Even as the cost of security equipment goes down, a new, and rather strange form of crime is rearing its ugly but somehow comical head.
In an effort to secure their own homes, some people have resorted to stealing security cameras, such as this Bakersfield man. Authoristill have still not made any arrests in this new “crime wave”, but say the number of thefts of security equipment is on the rise.
The question that remains for the owners of this equipment remains; what to do in order to secure theit gear? It’s an ingesting conundrum: security cameras are supposed to capture images of the criminals that operate in their vicinity, in order to provide law enforcement with images they can use in identifying the criminal, and as proof in litigation. Formerly, the problem has been that security camera images have been grainy and / or unfocused, but when these images prove useless even as the “perp” sticks his face all the way up to the lens, then what good are they?
Proving the usefulness and effect of video surveillance is hard, and some people argurather as long as there is no visible or measurable effect, there’s no way to justify the use of the technology. As a deterrent, there’s little doubt that
surveillance is useful, but this crime wave will certainly pour some fuel on the fire.
Mounting another set of cameras to monitor the cameras already there seems a little redundant, but what, exactly, should you do to make sure your security technology is as hard to steal as possible? We have a couple of suggestions.
– Use tamper resistant bolts/screws. If the would-be thief can’t get the thing off the wall, then he or she will probably go elsewhere.
– As much as possible, place cameras inside. This will make the tech less accessible, but beware of window glare, for example. Place the camera in a room that is either dark all the time, or dark at critical times for the surveillance.
– Secure the camera in a cage or enclosure. There are many, many models to choose from, and usually, your camera supplier can get you one of these as well, that will fit your model perfectly.
– Elevation. If you must place your cameras in places that are neither inside nor in a location that is fairly public, make sure you place them as high as possible. There are draw-backHewitt this method, of course, but most of them are better than having a camera disappear entirely.
– Hide your cameras if you can. Be aware that this might be in violation with local laws and regulations, so research that before you set up hidden cameras.

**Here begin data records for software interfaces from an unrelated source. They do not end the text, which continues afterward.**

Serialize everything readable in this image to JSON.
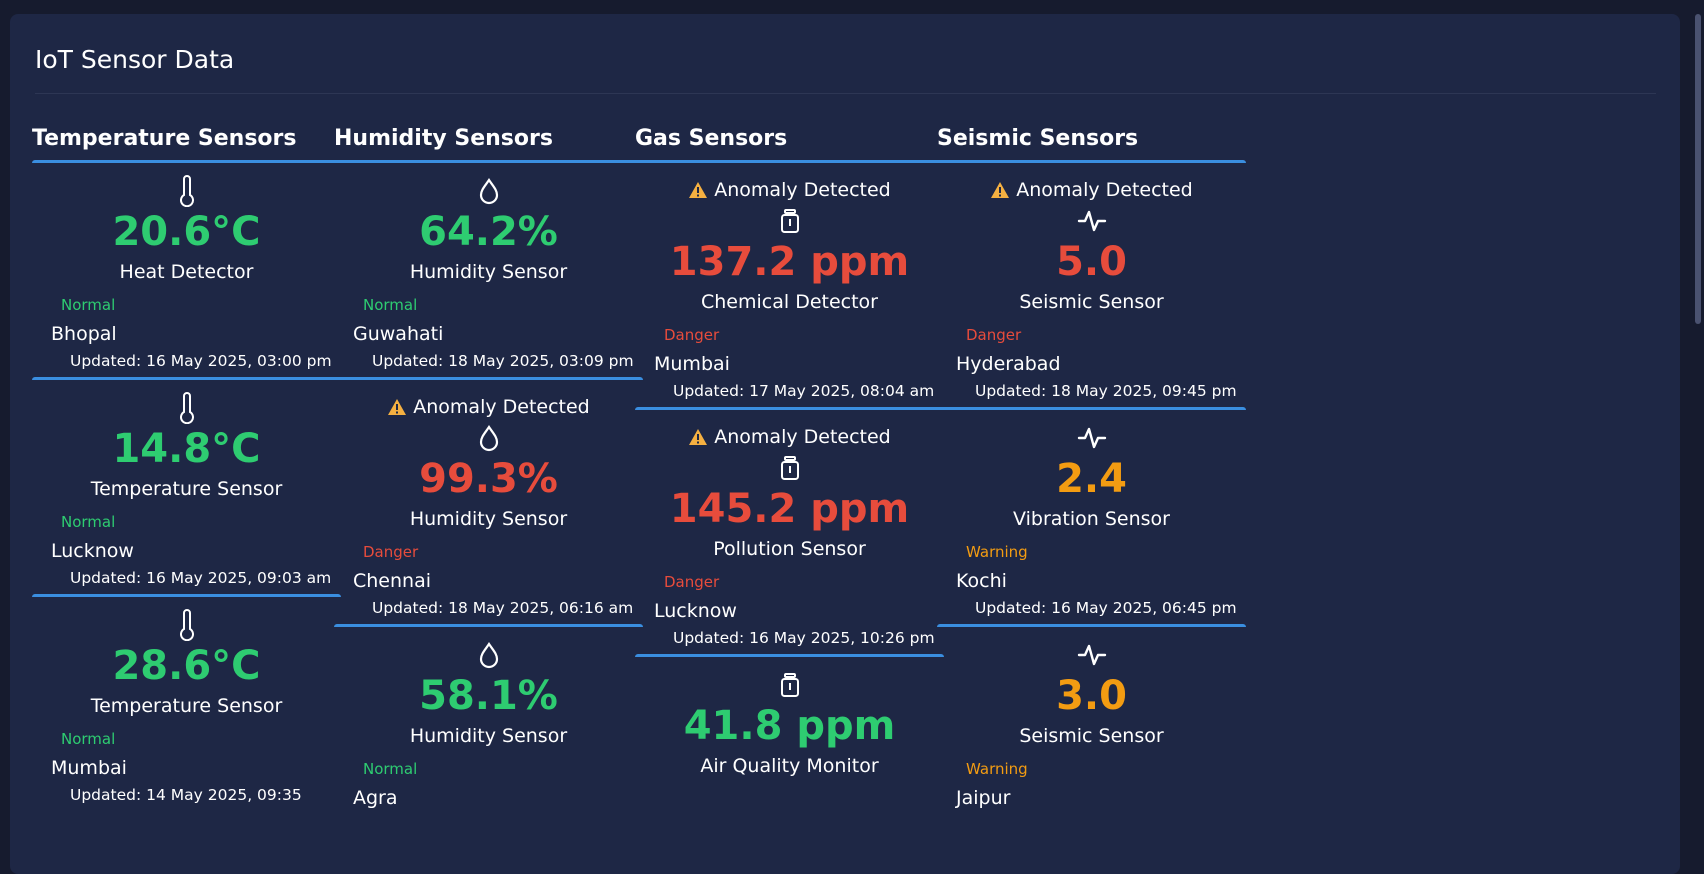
{
  "title": "IoT Sensor Data",
  "colors": {
    "normal": "#2ecc71",
    "danger": "#e74c3c",
    "warning": "#f39c12",
    "accent": "#3a8ee0"
  },
  "columns": [
    {
      "title": "Temperature Sensors",
      "icon": "thermometer-icon",
      "cards": [
        {
          "anomaly": "",
          "value": "20.6°C",
          "name": "Heat Detector",
          "status": "Normal",
          "location": "Bhopal",
          "updated": "Updated: 16 May 2025, 03:00 pm"
        },
        {
          "anomaly": "",
          "value": "14.8°C",
          "name": "Temperature Sensor",
          "status": "Normal",
          "location": "Lucknow",
          "updated": "Updated: 16 May 2025, 09:03 am"
        },
        {
          "anomaly": "",
          "value": "28.6°C",
          "name": "Temperature Sensor",
          "status": "Normal",
          "location": "Mumbai",
          "updated": "Updated: 14 May 2025, 09:35"
        }
      ]
    },
    {
      "title": "Humidity Sensors",
      "icon": "droplet-icon",
      "cards": [
        {
          "anomaly": "",
          "value": "64.2%",
          "name": "Humidity Sensor",
          "status": "Normal",
          "location": "Guwahati",
          "updated": "Updated: 18 May 2025, 03:09 pm"
        },
        {
          "anomaly": "Anomaly Detected",
          "value": "99.3%",
          "name": "Humidity Sensor",
          "status": "Danger",
          "location": "Chennai",
          "updated": "Updated: 18 May 2025, 06:16 am"
        },
        {
          "anomaly": "",
          "value": "58.1%",
          "name": "Humidity Sensor",
          "status": "Normal",
          "location": "Agra",
          "updated": ""
        }
      ]
    },
    {
      "title": "Gas Sensors",
      "icon": "gas-canister-icon",
      "cards": [
        {
          "anomaly": "Anomaly Detected",
          "value": "137.2 ppm",
          "name": "Chemical Detector",
          "status": "Danger",
          "location": "Mumbai",
          "updated": "Updated: 17 May 2025, 08:04 am"
        },
        {
          "anomaly": "Anomaly Detected",
          "value": "145.2 ppm",
          "name": "Pollution Sensor",
          "status": "Danger",
          "location": "Lucknow",
          "updated": "Updated: 16 May 2025, 10:26 pm"
        },
        {
          "anomaly": "",
          "value": "41.8 ppm",
          "name": "Air Quality Monitor",
          "status": "",
          "location": "",
          "updated": ""
        }
      ]
    },
    {
      "title": "Seismic Sensors",
      "icon": "pulse-icon",
      "cards": [
        {
          "anomaly": "Anomaly Detected",
          "value": "5.0",
          "name": "Seismic Sensor",
          "status": "Danger",
          "location": "Hyderabad",
          "updated": "Updated: 18 May 2025, 09:45 pm"
        },
        {
          "anomaly": "",
          "value": "2.4",
          "name": "Vibration Sensor",
          "status": "Warning",
          "location": "Kochi",
          "updated": "Updated: 16 May 2025, 06:45 pm"
        },
        {
          "anomaly": "",
          "value": "3.0",
          "name": "Seismic Sensor",
          "status": "Warning",
          "location": "Jaipur",
          "updated": ""
        }
      ]
    }
  ]
}
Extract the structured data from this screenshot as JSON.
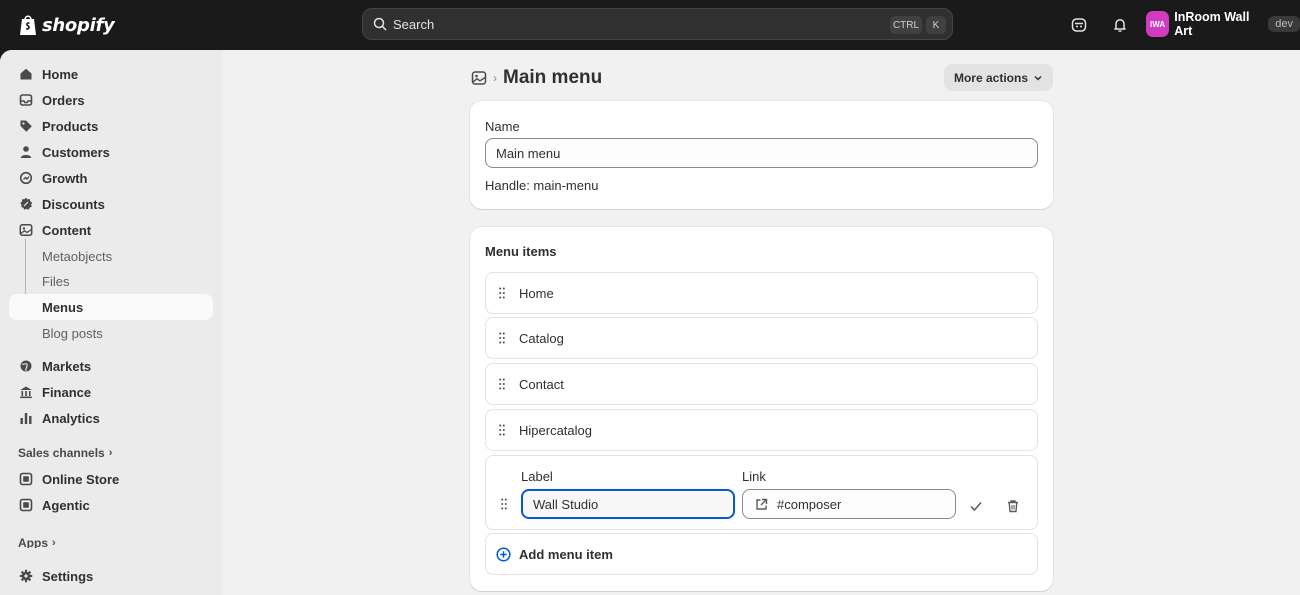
{
  "topbar": {
    "brand": "shopify",
    "search_placeholder": "Search",
    "shortcut_ctrl": "CTRL",
    "shortcut_key": "K",
    "store_initials": "IWA",
    "store_name": "InRoom Wall Art",
    "store_env": "dev"
  },
  "sidebar": {
    "items": [
      {
        "label": "Home",
        "icon": "home-icon"
      },
      {
        "label": "Orders",
        "icon": "inbox-icon"
      },
      {
        "label": "Products",
        "icon": "tag-icon"
      },
      {
        "label": "Customers",
        "icon": "person-icon"
      },
      {
        "label": "Growth",
        "icon": "growth-icon"
      },
      {
        "label": "Discounts",
        "icon": "discount-icon"
      },
      {
        "label": "Content",
        "icon": "content-icon"
      }
    ],
    "content_sub": [
      "Metaobjects",
      "Files",
      "Menus",
      "Blog posts"
    ],
    "items2": [
      {
        "label": "Markets",
        "icon": "globe-icon"
      },
      {
        "label": "Finance",
        "icon": "bank-icon"
      },
      {
        "label": "Analytics",
        "icon": "bar-chart-icon"
      }
    ],
    "sales_channels_label": "Sales channels",
    "channels": [
      {
        "label": "Online Store",
        "icon": "store-icon"
      },
      {
        "label": "Agentic",
        "icon": "agent-icon"
      }
    ],
    "apps_label": "Apps",
    "settings_label": "Settings"
  },
  "page": {
    "title": "Main menu",
    "more_actions": "More actions"
  },
  "name_card": {
    "name_label": "Name",
    "name_value": "Main menu",
    "handle_text": "Handle: main-menu"
  },
  "menu_card": {
    "title": "Menu items",
    "items": [
      "Home",
      "Catalog",
      "Contact",
      "Hipercatalog"
    ],
    "edit": {
      "label_label": "Label",
      "label_value": "Wall Studio",
      "link_label": "Link",
      "link_value": "#composer"
    },
    "add_label": "Add menu item"
  },
  "colors": {
    "accent": "#005bd3",
    "topbar": "#1a1a1a",
    "avatar": "#d13bc2"
  }
}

Safeguarding your security gear doesn’t have to be difficult, and just a few, simple steps like the ones above might help you deter thieves and hooligans. And their shenanigans.